  • Thought provoking piece James! I guess the ultimate example of this type of photographer is Steve McCurry. The photo that basically launched his career was Sharbat Gula aka Afghan girl in 1984. The majority of his career was spent in places like India, showing it in a Norman Rockwellian light given how the images were cleaned up in post to remove trash and other detritus, whether human or not, that affected the composition. He shows an idyllic POV, and not really one that the locals are living.
    But that’s the thing, I look at the pictures, see the smiling faces, the saturated colours and it’s only when I start to the think about it more deeply do I wonder if he is unwittingly insulting, being patronizing, or celebrating the people and their culture?

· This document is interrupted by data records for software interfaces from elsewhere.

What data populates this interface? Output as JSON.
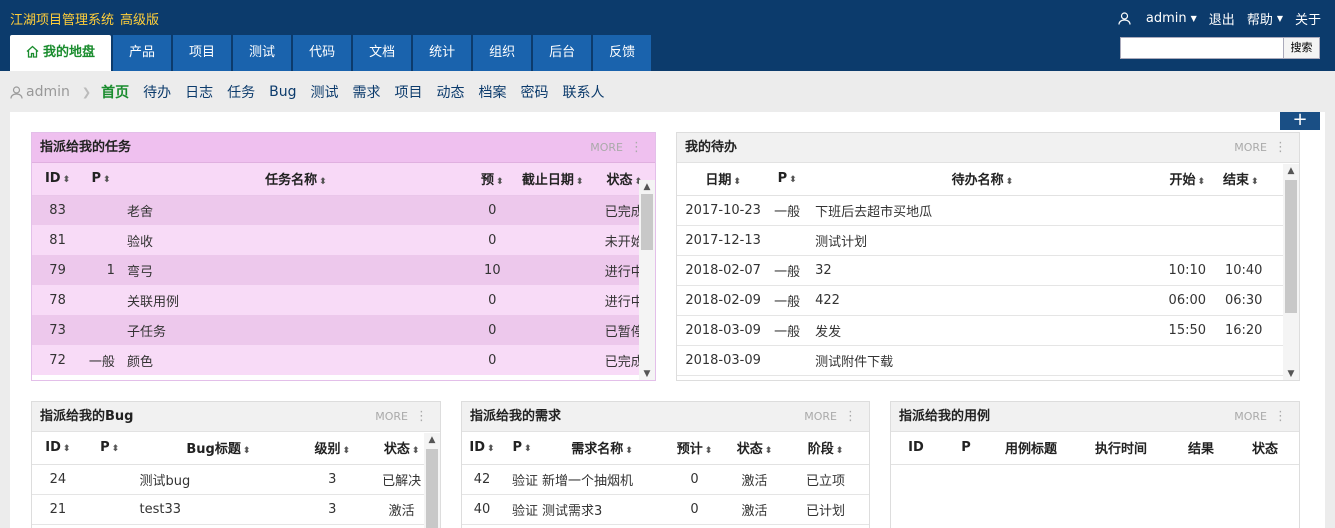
{
  "app": {
    "title": "江湖项目管理系统",
    "edition": "高级版"
  },
  "topright": {
    "user": "admin",
    "logout": "退出",
    "help": "帮助",
    "about": "关于"
  },
  "mainnav": [
    "我的地盘",
    "产品",
    "项目",
    "测试",
    "代码",
    "文档",
    "统计",
    "组织",
    "后台",
    "反馈"
  ],
  "search": {
    "button": "搜索",
    "value": ""
  },
  "subnav": {
    "user": "admin",
    "items": [
      "首页",
      "待办",
      "日志",
      "任务",
      "Bug",
      "测试",
      "需求",
      "项目",
      "动态",
      "档案",
      "密码",
      "联系人"
    ]
  },
  "more": "MORE",
  "tasks": {
    "title": "指派给我的任务",
    "headers": [
      "ID",
      "P",
      "任务名称",
      "预",
      "截止日期",
      "状态"
    ],
    "rows": [
      [
        "83",
        "",
        "老舍",
        "0",
        "",
        "已完成"
      ],
      [
        "81",
        "",
        "验收",
        "0",
        "",
        "未开始"
      ],
      [
        "79",
        "1",
        "弯弓",
        "10",
        "",
        "进行中"
      ],
      [
        "78",
        "",
        "关联用例",
        "0",
        "",
        "进行中"
      ],
      [
        "73",
        "",
        "子任务",
        "0",
        "",
        "已暂停"
      ],
      [
        "72",
        "一般",
        "颜色",
        "0",
        "",
        "已完成"
      ]
    ]
  },
  "todos": {
    "title": "我的待办",
    "headers": [
      "日期",
      "P",
      "待办名称",
      "开始",
      "结束"
    ],
    "rows": [
      [
        "2017-10-23",
        "一般",
        "下班后去超市买地瓜",
        "",
        ""
      ],
      [
        "2017-12-13",
        "",
        "测试计划",
        "",
        ""
      ],
      [
        "2018-02-07",
        "一般",
        "32",
        "10:10",
        "10:40"
      ],
      [
        "2018-02-09",
        "一般",
        "422",
        "06:00",
        "06:30"
      ],
      [
        "2018-03-09",
        "一般",
        "发发",
        "15:50",
        "16:20"
      ],
      [
        "2018-03-09",
        "",
        "测试附件下载",
        "",
        ""
      ]
    ]
  },
  "bugs": {
    "title": "指派给我的Bug",
    "headers": [
      "ID",
      "P",
      "Bug标题",
      "级别",
      "状态"
    ],
    "rows": [
      [
        "24",
        "",
        "测试bug",
        "3",
        "已解决"
      ],
      [
        "21",
        "",
        "test33",
        "3",
        "激活"
      ]
    ]
  },
  "stories": {
    "title": "指派给我的需求",
    "headers": [
      "ID",
      "P",
      "需求名称",
      "预计",
      "状态",
      "阶段"
    ],
    "rows": [
      [
        "42",
        "验证",
        "新增一个抽烟机",
        "0",
        "激活",
        "已立项"
      ],
      [
        "40",
        "验证",
        "测试需求3",
        "0",
        "激活",
        "已计划"
      ]
    ]
  },
  "cases": {
    "title": "指派给我的用例",
    "headers": [
      "ID",
      "P",
      "用例标题",
      "执行时间",
      "结果",
      "状态"
    ],
    "rows": []
  },
  "colors": {
    "topbar": "#0c3b6c",
    "tab": "#1a63ad",
    "brand": "#ffce3a",
    "active_text": "#1a8c2e",
    "task_head": "#efc0ef"
  }
}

  • I enjoyed reading this article, and will have to pick up the short story now, because I want to experience all of the other details inside it! Thank you for directing me to it. While I don’t think there is anything wrong with photographing other cultures per se, and while I think “cultural appropriation” has been taken much too far in a culture that basically kind of looks for ways to guilt people for sport (forgive me for that cynical take), there’s definitely something to be said in the story here, something to be learned. For me, the immediate answer I would go to is “shoot what you know.” Another way of saying that would be “shoot your normal surroundings.” I believe the photographer has a lot more credibility if they’ve worked through all of their own circumstances and surroundings with the same exploratory, critical eye that they might go to an exotic location with – a version of the philosopher’s saying “know thyself.” If you’ve examined your life with the camera, you might have more solid footing to start examining others with it. At the least, you’ll have more to connect with. There are certain people who use travel photography like a pirate, plundering the riches of different cultures. Don’t be that.

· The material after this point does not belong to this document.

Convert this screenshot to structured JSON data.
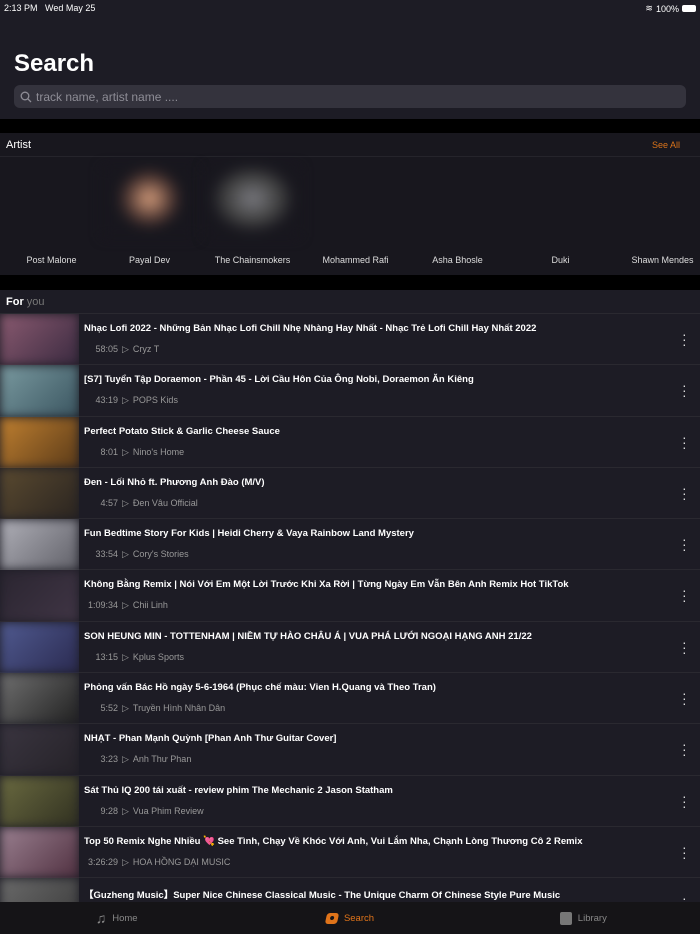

Leave a Reply

James Tocchio

James Tocchio is a writer and photographer, and the founder of Casual Photophile. He’s spent years researching, collecting, and shooting classic and collectible cameras. In addition to his work here, he’s also the founder of the online camera shop Fstopcameras.com.

All stories by:James Tocchio